Social Media in Transportation Freight contracts freight bid Canada-U.S. trade agreement YRC APL carrier conference Associates shipping wine mentoring LinkedIn business start-up Career Advice FMCSA buying trucking companies Life Lessons Regina freight transportation conference home delibery broker security Business Transformation Strategy Transportation RFP driver drones professional drivers 2015 Economic Forecast Derek Singleton Business Strategy 2014 freight volumes President Obama 2012 Transportation Business Strategies.
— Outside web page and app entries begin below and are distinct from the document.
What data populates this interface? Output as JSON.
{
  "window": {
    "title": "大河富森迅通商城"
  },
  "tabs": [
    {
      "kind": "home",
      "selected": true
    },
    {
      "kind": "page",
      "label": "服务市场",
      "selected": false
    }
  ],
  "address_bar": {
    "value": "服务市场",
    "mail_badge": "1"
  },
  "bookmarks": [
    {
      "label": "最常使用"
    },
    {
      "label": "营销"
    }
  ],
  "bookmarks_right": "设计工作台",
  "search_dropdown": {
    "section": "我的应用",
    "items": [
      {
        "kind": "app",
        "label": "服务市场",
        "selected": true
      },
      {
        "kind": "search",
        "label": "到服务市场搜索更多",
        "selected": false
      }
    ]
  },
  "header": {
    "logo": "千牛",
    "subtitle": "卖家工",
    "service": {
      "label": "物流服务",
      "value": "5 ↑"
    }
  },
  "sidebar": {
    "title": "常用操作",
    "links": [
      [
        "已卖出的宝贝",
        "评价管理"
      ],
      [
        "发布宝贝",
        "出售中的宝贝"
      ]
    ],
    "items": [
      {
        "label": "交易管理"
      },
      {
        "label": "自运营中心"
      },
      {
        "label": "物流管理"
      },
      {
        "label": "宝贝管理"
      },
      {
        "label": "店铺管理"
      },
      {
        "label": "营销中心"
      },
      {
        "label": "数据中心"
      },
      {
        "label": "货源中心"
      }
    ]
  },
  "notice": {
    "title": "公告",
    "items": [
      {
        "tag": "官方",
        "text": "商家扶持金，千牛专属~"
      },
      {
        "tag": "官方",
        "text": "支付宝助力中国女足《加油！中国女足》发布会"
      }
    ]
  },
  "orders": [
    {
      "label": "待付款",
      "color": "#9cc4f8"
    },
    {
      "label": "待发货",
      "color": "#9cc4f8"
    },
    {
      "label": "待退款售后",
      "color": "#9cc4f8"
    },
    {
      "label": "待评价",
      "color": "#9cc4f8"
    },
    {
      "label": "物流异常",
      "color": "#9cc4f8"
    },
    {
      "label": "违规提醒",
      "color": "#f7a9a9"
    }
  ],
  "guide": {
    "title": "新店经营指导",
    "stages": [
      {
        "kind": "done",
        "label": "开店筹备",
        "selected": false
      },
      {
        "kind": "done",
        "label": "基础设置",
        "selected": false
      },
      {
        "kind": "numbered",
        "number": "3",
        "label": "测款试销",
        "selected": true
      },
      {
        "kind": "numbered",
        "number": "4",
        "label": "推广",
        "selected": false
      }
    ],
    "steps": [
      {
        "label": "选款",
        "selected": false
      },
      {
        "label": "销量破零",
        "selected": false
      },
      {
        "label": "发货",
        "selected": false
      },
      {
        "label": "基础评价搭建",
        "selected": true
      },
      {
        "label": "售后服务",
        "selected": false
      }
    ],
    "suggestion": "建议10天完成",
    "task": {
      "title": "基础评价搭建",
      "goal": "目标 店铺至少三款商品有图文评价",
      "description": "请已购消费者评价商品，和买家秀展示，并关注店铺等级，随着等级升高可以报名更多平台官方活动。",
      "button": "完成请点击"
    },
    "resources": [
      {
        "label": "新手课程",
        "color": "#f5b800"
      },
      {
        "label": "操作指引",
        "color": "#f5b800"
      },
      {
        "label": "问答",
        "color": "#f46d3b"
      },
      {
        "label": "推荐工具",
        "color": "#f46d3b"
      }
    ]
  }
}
Jugaad 2014 economic forecast Infrastructure CSX Entrepreneur Canadian truckers Facebook Failure Toronto 2013 Economic Forecast Scott Monty University of Tennessee Truckload CN Rail Canada U.S. trade Omni Channel Hudsons Bay Company Canadian freight market Right Shoring Rate per Mile BlueGrace Logistics Masters in Logistics Load broker Job satisfaction Rotman School of Business tanker cars Climate Change Trump $75000 bond transportation news Education autonomous vehicles solutions provider freight payment CSA financial management Reshoring Swift Social Media Transloading trucking company acquisitions Canadian economy shipping Sales Management capacity shortage Trucking Cleveland Cavaliers pipelines Fire Phone US Auto Sales Search engine optimization Dedicated Contract Carriage economy US Housing Market NAFTA freight agreements Grocery freight transportation in 2011 Crisis management Crude Oil by Rail 3PL 3PLTL US Election Freight Transportation Buying Trends Survey automation e-commerce shipper-carrier collaboration Conway Wal-Mart Load Boards CN Freight Carriers Association of Canada Driver Shortage bulk shipping ShipMax Colilers International truck driver Adrian Gonzalez Software Advice 360ideaspace Distribution Global Transportation Hub freight transportation derailments Freight Management marketing MPG TMS Outsourcing Sales Transportation service ProMiles Business skills Spanx network optimization Twitter cheap oil Transport Capital Partners (TCP) capacity shortages Inbound Transportation dynamic pricing natural disasters CITA Shipper Pulse Survey last mile delivery coaching Canadian Transportation & Logistics rail safety freight payment freight audit NCC Consulting Emergent Strategy Broker Keystone Pipeline CP Rail MBA Canada Warehousing US Economy UP Accessorial Charges trade transportation newspaper Carriers Stephen Harper Trade Vision LTL hiring process economic forecasts for 2012 selling trucking companies shipper-carrier roundtable Freight Recession Amazon employee termination Horizontal Supply Chain Collaboration KCS BNSF energy efficiency shipper-carrier contracts Dedicated Trucking customer engagement Whole Foods Management Harper Davos speech Packaging FCA Freight Capacity USA Truck JB Hunt Sales Training FuelQuest Retail IANA risk management LCV's Freight Matching driverless Doug Davis Schneider Logistics Training routing guide fuel surcharge Success failure entrepreneur Retail transportation Freight Shuttle System Surety bond Donald Trump Celadon New York Times CSA scores future of freight industry Map-21 the future of transportation Blogging robotics FMS freight rate increases Werner US Manufacturing Finance and Transportation peak season Ferromex supply chain management NS small business Comey freight audit Bobby Harris Transplace Transcom Fleet Leasing Otto online shopping Dan Goodwill Sales broker bonds FCPC Railway Association of Canada truck drivers Muhammad Ali consumer centric driver shortages CRM home delivery transportation audit TransForce Success Canada's global strategy NMFC Politics Freight Rates 2014 freight forecast Tracy Matura Deferred Packaging Loblaw intermodal Rail Leadership Yield Improvement freight cost savings dimensional pricing Doug Nix freight forwarders EBOR TMP Worldwide freight costs freight RFP Shipper David Tuttle Global experience freight broker Driving for Profit Training New Hires Microsoft

Blog Archives